What is a Mortgage Application?

A mortgage application is a document that a prospective property buyer submits to a lender to secure a mortgage. The lender must approve the application before any money is lent.

How Does a Mortgage Application Work?

People may fill out mortgage applications jointly or individually. A mortgage application asks for the names, social security numbers and addresses of all applicants. The application then asks for financial details including, but not limited to, occupation and salary, the total amount of outstanding debts, savings and checking accounts balances, and the cash amount that the applicant is prepared to pay up front. Borrower generally have to provide records to verify the information in the application.

Once received, the lender reviews the information to determine the applicant's risk level. If the lender determines that the applicant is too risky, it may decline the mortgage application. If the lender approves the mortgage application, it specifies the total amount the applicant may borrow as well as the terms of the mortgage (usually 15 or 30 years), the interest rate, and monthly payment amount.

[If you're ready to buy a home, use our Mortgage Calculator to see what your monthly principal and interest payment will be.]

Why Does a Mortgage Application Matter?

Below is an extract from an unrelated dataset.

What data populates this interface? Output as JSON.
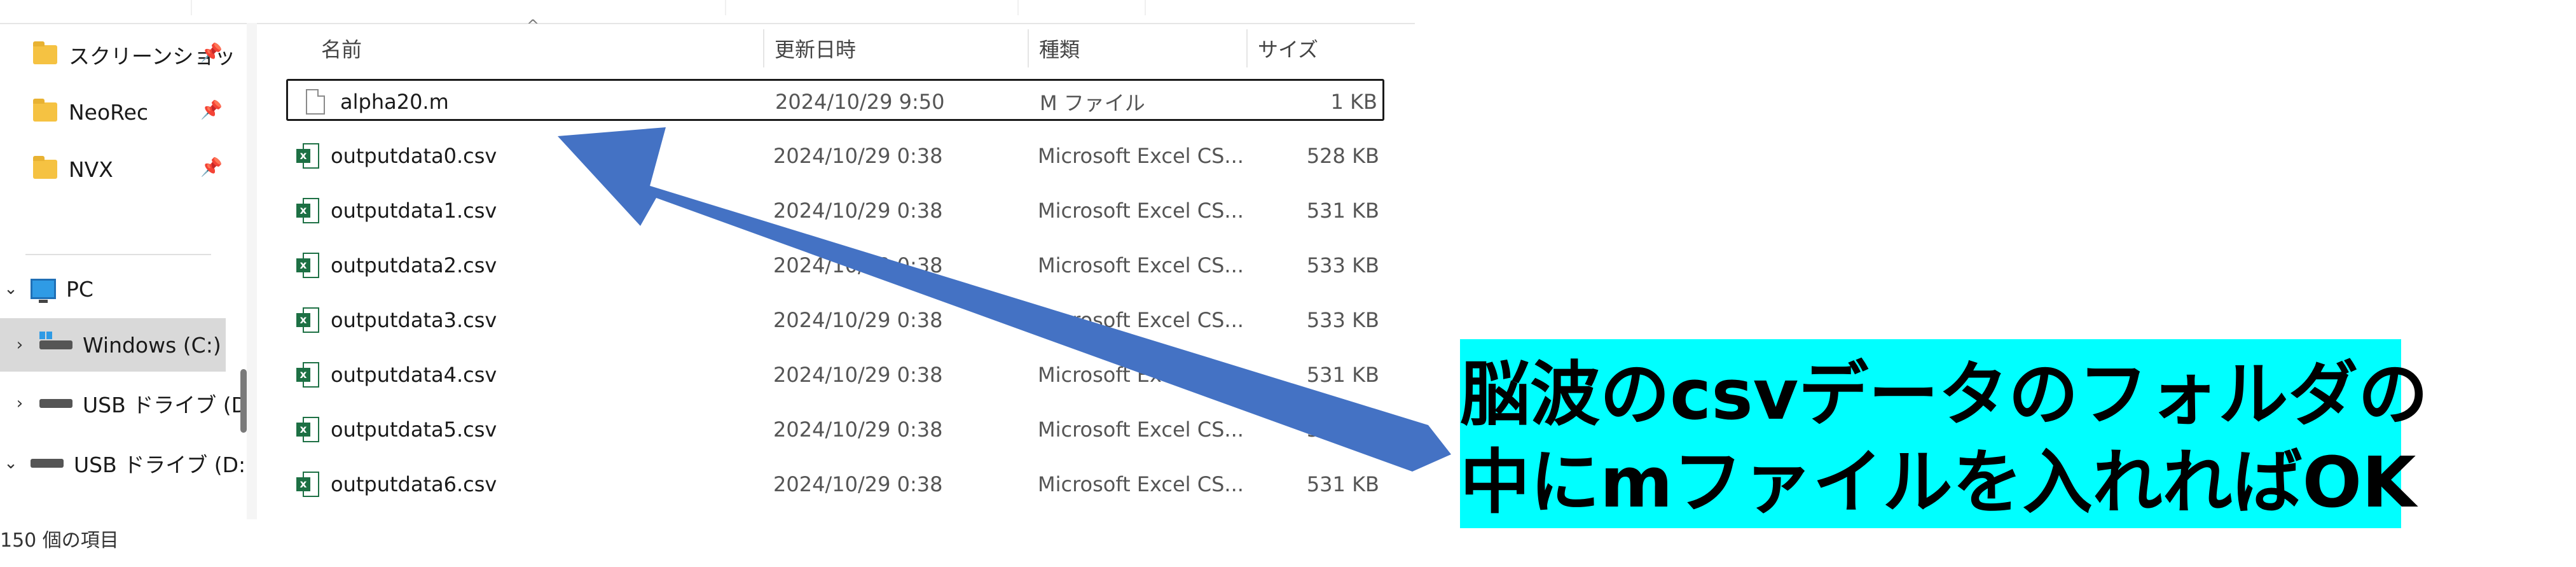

A mortgage typically reaches into the hundreds of thousands of dollars and beyond. The associated risk to the lender can be tremendous. The mortgage application is one tool a lender can use to assess whether or not it can expect a borrower to make a full and timely repayment of interest and principal on the mortgage.